  3. Basically rinse and repeat the above for the highways systems M06 and MO3 at Kiev, the M12 at Kirovgard, the MO4 at Dnipro, and the M20 at Kharkiv.
  4. Send in any suitable aircraft to simply shoot up the rail and road systems after the above was completed.
  5. Target with 9K720s truck mounted surface-to-surface missiles and destroy electrical stations in key towns such as Lviv, Kiev, Dnipro, Kharkiv, and Zaporizhzhia. This would have several effects, one being it would demoralize the citizens in the cities that were hit.

Moscow could accomplish all of the above in approximately one week’s time. It has air superiority despite what you read. And it is important to remember as well that Moscow has the aircraft -- a combat-ready 964 heavy bombers and fighters as reported by Janes Intelligence Review -- to withstand what losses would occur if this route to invasion is chosen.

If such a series of steps were taken by Moscow, the following would happen:

  1. With the bridges and other transport infrastructure destroyed, no fuel, military equipment, food or goods would move west to east.
  2. Internal military communications would be severely disrupted.
  3. Refugees would be swarming the bridge sites on the eastern side of the river, which would impede movement even more and produce an almost unimaginable humanitarian crisis.
  4. Virtually no military equipment or reinforcements could be moved into the eastern areas in Donbas, Odessa, etc. to reinforce the already stressed Ukrainian defenders.
  5. With the eastern part of the country cut off, after a few weeks what Ukrainian forces left in that region would be forced to surrender.

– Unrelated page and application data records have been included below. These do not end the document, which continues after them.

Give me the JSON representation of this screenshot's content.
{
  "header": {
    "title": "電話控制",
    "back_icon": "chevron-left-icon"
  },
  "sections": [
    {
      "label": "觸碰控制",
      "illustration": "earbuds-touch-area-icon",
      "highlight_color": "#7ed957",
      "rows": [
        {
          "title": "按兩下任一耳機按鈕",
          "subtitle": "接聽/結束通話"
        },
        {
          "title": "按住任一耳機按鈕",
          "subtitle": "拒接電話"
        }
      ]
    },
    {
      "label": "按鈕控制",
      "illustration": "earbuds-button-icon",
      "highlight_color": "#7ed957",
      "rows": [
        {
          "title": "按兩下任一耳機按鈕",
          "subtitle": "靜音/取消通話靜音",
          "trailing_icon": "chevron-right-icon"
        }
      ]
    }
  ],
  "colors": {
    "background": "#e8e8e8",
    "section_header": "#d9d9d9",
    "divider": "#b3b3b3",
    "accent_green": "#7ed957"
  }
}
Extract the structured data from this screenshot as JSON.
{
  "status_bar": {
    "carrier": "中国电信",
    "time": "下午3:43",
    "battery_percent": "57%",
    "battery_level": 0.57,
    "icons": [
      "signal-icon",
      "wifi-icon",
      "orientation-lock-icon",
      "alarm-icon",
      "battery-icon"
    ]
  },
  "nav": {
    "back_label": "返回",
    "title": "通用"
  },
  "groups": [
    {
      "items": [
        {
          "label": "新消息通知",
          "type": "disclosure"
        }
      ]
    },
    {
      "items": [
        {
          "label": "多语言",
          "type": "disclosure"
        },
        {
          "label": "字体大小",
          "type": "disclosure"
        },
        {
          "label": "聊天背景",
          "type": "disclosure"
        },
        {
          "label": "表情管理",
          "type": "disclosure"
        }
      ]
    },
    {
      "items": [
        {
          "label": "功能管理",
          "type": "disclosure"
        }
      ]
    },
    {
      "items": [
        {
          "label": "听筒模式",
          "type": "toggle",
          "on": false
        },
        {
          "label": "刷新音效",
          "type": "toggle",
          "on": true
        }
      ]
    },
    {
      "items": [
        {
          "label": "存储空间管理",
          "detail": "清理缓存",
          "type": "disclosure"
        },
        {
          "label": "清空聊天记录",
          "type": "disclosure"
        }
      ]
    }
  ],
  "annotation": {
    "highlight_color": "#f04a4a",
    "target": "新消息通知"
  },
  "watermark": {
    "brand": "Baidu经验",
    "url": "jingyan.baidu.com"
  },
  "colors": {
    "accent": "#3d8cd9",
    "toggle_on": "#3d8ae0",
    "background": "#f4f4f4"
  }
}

What I find almost staggering is I could go there, travel around a bit, interview a few people, look at how poorly bridges, road junctions, and railway stations are actually defended, and then figure out that Moscow has decided to prosecute this war with perhaps only 10% of its armed forces’ capability. Instead of examining the simple facts of this conflict, analysts and media personalities choose to ignore the obvious and instead become ecstatic over a series of videos of Russian BTR 80s, BMP2s, T72s (and at least one of the new T90s) being blown up in minor engagements with Ukrainian forces.

Moscow does have an end game.

It is in fact accomplishing what appear to be the goals it began with on February 24th.

Russia is fighting exactly the war it wants to fight on an apparently adjustable timetable.

I have no insight into why Moscow is fighting the war this way, but it has up until now decided on not conquering Ukraine, or even making inhabitants suffer to any great extent outside of a few cities.

My best guess is that the holding back of Russian forces is part of an evolving plan so that when the inevitable peace negotiations begin, it will make it easier for both parties to come to terms.

If, however, we begin hearing that train stations, road junctions and electrical stations in the country are being systematically destroyed on a massive scale in rapidly increasing numbers (particularly if the bridges at Kiev, Cherkasy, Dnipro, and Zaporizhzhia are targeted) then that may very well indicate there has been a change of plans by Moscow in terms of goals for this invasion.

My take is everything is being run on a timetable, with some obvious setbacks for Moscow, as the Ukrainians are receiving massive amounts of military equipment from the west and they are putting up the best fight that they can.

But the Russian Federation is not losing this war.

Please do not be fooled into thinking that.